Today would have been the 7th birthday of their daughter, Hazel, but Emily and John McKenna, of Stow, took a sad song and made it better.
They marked the day by making a donation of more than 400 children’s books to Akron Children’s in her memory, bringing their young children and grandparents along to reunite with beloved caregivers in Akron Children’s Haslinger Family Pediatric Palliative Care Center.
Hazel survived just 13 days after complications during her birth and the Haslinger team will forever be remembered by the family for its role in helping John and Emily get through their tragedy.
They created a fund in Hazel’s name in the Haslinger Center that supports bereavement efforts for other families, including remembrance services held twice a year and materials to mail handwritten notes to families suffering loss on a regular basis.
The book drive started with Emily and John wanting their children – Amelia, 9, Conrad, 5, and Mabel, 2 – involved in keeping Hazel’s memory alive.
“Kids and reading is very big at our house,” said Emily. “This began with the idea that we would just buy some books for the hospital, but then grandparents stepped up and friends as well.”
At some point, Emily set a goal of 100 books. She sent out an email to friends and set up a Facebook event to spread the word.
Now 400-plus books later, she is overwhelmed by emotion.

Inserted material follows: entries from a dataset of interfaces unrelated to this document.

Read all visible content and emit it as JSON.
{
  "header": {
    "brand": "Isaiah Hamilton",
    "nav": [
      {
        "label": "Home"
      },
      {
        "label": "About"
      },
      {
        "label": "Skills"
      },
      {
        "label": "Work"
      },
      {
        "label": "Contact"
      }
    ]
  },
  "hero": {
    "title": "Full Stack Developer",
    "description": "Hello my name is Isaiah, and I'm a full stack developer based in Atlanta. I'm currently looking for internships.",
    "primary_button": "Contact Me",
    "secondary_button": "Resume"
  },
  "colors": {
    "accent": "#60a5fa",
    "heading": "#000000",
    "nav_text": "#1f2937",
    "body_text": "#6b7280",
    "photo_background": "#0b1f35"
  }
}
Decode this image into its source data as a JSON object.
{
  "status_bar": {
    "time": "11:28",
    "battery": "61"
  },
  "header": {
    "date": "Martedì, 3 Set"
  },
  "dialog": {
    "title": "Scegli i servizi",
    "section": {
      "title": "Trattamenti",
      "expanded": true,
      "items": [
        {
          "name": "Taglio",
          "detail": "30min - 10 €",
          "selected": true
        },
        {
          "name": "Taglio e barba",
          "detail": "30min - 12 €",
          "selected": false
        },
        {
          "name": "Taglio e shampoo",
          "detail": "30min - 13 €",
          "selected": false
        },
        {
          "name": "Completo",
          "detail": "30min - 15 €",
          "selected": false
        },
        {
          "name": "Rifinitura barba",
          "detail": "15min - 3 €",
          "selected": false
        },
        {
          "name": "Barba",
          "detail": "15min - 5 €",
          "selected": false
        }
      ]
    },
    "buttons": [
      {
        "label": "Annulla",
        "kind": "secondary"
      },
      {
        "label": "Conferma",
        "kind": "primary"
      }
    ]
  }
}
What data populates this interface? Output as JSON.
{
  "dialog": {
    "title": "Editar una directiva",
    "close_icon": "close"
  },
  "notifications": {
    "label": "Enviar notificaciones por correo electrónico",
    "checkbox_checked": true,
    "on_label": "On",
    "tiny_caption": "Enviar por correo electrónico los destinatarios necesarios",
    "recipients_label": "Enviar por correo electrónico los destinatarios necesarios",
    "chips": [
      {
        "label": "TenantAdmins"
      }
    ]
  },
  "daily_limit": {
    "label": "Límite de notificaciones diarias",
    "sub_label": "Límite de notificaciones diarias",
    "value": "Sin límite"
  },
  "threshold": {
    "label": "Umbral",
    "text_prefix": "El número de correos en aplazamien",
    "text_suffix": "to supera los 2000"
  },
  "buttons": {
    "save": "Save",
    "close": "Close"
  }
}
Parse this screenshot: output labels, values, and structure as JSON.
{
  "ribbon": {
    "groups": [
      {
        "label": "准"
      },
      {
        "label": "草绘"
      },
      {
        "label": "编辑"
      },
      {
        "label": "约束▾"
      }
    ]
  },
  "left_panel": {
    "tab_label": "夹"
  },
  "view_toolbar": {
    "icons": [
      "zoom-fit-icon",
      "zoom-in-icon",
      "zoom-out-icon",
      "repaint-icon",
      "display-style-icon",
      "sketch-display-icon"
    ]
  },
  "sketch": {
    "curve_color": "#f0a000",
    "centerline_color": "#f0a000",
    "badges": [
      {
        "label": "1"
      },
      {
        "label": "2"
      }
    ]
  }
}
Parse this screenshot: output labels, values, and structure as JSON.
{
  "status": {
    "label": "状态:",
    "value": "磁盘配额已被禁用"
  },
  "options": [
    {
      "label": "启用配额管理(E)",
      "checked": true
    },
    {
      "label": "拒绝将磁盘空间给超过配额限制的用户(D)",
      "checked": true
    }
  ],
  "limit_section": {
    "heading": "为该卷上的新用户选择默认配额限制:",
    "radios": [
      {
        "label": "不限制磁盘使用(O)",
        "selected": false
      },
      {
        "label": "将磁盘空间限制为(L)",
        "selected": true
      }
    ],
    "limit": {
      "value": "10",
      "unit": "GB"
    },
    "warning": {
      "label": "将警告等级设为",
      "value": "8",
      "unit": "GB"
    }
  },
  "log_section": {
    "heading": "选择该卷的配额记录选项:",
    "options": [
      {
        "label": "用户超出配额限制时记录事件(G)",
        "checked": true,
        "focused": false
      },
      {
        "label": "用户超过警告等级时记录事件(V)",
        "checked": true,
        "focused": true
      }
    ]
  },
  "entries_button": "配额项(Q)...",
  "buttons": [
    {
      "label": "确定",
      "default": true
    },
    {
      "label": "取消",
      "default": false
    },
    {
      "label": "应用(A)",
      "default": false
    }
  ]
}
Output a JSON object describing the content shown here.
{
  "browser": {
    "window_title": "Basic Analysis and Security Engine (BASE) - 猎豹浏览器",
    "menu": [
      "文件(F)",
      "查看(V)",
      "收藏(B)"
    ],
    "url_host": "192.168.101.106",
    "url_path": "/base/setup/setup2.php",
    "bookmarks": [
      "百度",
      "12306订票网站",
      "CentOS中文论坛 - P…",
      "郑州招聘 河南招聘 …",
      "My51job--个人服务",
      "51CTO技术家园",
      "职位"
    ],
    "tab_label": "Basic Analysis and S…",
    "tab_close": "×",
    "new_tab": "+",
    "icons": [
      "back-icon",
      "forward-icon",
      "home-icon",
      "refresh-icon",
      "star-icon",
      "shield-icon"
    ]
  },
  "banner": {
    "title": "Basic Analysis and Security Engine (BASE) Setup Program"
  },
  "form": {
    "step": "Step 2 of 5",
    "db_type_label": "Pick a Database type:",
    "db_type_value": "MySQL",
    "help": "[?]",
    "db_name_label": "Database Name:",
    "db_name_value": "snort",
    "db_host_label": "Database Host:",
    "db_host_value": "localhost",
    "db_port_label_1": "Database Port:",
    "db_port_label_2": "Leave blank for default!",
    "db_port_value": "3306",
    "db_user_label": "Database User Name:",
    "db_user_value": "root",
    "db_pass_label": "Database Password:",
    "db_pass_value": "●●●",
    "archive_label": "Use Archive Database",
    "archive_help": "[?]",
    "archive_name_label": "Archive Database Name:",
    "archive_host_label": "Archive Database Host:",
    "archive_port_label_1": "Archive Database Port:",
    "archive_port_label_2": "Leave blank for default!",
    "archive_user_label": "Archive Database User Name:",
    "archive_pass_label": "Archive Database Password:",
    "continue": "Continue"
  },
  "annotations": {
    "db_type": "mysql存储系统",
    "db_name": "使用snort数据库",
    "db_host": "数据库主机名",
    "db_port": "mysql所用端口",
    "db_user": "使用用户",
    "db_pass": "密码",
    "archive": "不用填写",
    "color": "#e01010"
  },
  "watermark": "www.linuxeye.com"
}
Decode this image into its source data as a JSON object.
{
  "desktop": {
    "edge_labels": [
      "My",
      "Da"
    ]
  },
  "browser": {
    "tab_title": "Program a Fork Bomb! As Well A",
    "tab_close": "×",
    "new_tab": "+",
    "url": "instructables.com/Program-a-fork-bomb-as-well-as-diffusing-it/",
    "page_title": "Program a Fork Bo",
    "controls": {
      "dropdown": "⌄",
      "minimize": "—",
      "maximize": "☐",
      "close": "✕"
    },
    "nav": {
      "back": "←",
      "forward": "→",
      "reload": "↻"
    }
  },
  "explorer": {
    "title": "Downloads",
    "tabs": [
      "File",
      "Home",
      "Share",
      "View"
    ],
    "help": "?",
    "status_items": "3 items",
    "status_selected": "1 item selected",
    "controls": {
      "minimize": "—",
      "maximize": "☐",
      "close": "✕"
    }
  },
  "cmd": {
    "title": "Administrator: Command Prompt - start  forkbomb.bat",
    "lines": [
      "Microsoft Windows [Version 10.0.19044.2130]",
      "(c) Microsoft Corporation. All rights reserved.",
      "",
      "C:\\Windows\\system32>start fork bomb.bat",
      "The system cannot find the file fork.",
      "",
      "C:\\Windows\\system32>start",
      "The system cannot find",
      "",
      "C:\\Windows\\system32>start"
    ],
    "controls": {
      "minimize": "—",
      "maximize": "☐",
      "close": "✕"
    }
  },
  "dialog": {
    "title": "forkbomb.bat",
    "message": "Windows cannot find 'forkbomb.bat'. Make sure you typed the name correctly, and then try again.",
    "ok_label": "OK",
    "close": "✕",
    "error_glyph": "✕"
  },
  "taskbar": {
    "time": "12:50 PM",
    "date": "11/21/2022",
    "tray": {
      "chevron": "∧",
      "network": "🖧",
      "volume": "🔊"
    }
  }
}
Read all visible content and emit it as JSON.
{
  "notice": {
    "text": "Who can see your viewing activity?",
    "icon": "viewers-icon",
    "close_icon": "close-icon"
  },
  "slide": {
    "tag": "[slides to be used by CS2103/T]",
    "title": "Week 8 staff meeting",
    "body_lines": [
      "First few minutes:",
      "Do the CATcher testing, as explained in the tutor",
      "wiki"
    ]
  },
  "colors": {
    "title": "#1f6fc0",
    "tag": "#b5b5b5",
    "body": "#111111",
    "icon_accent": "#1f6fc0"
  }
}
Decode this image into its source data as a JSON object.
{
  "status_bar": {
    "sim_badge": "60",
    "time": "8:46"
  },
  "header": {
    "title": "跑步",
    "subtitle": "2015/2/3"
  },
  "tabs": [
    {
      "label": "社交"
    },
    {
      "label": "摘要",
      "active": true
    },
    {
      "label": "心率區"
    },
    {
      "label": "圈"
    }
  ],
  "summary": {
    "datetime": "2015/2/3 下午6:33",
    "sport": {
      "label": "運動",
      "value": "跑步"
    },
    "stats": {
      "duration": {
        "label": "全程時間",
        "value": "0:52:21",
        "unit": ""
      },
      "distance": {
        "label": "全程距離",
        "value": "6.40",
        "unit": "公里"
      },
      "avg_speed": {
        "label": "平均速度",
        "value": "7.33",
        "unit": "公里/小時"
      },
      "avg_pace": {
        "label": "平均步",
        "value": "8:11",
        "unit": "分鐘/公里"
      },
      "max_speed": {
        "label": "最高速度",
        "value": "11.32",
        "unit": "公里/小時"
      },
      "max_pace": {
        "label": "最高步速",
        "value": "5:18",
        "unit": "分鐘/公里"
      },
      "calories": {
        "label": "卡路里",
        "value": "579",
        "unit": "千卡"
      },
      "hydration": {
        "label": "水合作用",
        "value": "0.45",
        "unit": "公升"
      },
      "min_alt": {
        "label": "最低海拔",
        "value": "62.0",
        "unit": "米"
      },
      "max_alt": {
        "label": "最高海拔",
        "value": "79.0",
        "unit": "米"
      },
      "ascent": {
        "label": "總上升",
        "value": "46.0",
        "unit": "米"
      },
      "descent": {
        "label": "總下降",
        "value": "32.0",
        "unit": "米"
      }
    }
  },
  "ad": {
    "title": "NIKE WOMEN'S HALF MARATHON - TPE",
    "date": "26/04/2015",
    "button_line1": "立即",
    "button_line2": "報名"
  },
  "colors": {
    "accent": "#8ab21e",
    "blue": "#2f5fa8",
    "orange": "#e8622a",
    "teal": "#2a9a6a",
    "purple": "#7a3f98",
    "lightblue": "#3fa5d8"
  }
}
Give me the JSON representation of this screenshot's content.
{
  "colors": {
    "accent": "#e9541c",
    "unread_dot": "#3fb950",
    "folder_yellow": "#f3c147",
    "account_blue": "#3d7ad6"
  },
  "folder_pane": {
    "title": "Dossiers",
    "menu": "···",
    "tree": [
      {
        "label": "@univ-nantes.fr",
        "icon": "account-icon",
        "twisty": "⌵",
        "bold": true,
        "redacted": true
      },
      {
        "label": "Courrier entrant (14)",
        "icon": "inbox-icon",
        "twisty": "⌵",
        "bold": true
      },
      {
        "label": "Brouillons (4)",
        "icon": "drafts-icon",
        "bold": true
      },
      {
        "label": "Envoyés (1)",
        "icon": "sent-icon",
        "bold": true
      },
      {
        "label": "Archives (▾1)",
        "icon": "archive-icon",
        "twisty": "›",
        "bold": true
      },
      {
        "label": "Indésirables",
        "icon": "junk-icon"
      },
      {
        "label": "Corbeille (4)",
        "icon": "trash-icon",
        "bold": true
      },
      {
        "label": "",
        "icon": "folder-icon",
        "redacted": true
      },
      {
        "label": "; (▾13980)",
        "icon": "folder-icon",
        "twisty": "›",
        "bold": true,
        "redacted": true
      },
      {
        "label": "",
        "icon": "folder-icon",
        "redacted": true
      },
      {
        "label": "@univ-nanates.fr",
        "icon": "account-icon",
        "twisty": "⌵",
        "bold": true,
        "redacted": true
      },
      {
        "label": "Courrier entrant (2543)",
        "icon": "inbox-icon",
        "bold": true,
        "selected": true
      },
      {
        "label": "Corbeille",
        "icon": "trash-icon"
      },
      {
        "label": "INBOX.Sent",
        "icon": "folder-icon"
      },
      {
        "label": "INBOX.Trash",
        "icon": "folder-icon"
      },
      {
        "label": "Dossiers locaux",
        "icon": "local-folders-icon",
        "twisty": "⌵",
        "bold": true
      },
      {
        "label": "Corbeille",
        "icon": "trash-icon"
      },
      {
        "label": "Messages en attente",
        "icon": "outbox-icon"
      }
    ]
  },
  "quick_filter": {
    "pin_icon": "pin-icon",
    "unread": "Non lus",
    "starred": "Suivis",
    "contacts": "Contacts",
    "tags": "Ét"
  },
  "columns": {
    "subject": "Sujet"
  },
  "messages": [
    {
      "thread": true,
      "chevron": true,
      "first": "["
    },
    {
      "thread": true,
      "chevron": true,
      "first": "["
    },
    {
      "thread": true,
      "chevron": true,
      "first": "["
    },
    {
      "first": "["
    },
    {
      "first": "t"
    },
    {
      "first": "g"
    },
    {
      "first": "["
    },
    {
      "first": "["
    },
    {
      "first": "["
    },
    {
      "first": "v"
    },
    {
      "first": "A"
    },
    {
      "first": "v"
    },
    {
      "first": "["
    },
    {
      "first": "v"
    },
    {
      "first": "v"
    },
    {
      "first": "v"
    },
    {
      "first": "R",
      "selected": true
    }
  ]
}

“It just shows how much Hazel impacted so many people,” she said.
The books will be used in a program called “Healing Literally” that was the idea of Dr. Sarah Friebert, director of the Haslinger Family Pediatric Palliative Care Center, and is overseen by the hospital’s medical librarians.
“We match a book with a craft and it’s a great way to spend time with a child who has had a long hospitalization,” said medical librarian Ellen Franks. “We have several retired teachers who volunteer just for this program.”
As an example, the classic picture book “Corduroy,” is a great for exploring topics like loneliness and homesickness with younger children. Corduroy is a teddy bear on display in a department store who is rejected by a family because he has a missing button. He wanders alone through the store at night looking for his missing button. Following the reading, a young patient could craft her own Corduroy, using various shapes and buttons.
“The Chicken Soup for the Teen Soul stories are nice for adolescents,” said Franks. “We give the teens a journal and encourage them to express their feelings on paper.”
The thought of having 400 more books made Franks and fellow librarian Alyssa Portwood very happy.
“What a great resource,” said Franks. “These books will help so many children.”
And as a sweet reminder, the inside cover of each donated book has a pink sticker that reads “In loving memory of Hazel Lucille McKenna.” The word circle a white butterfly.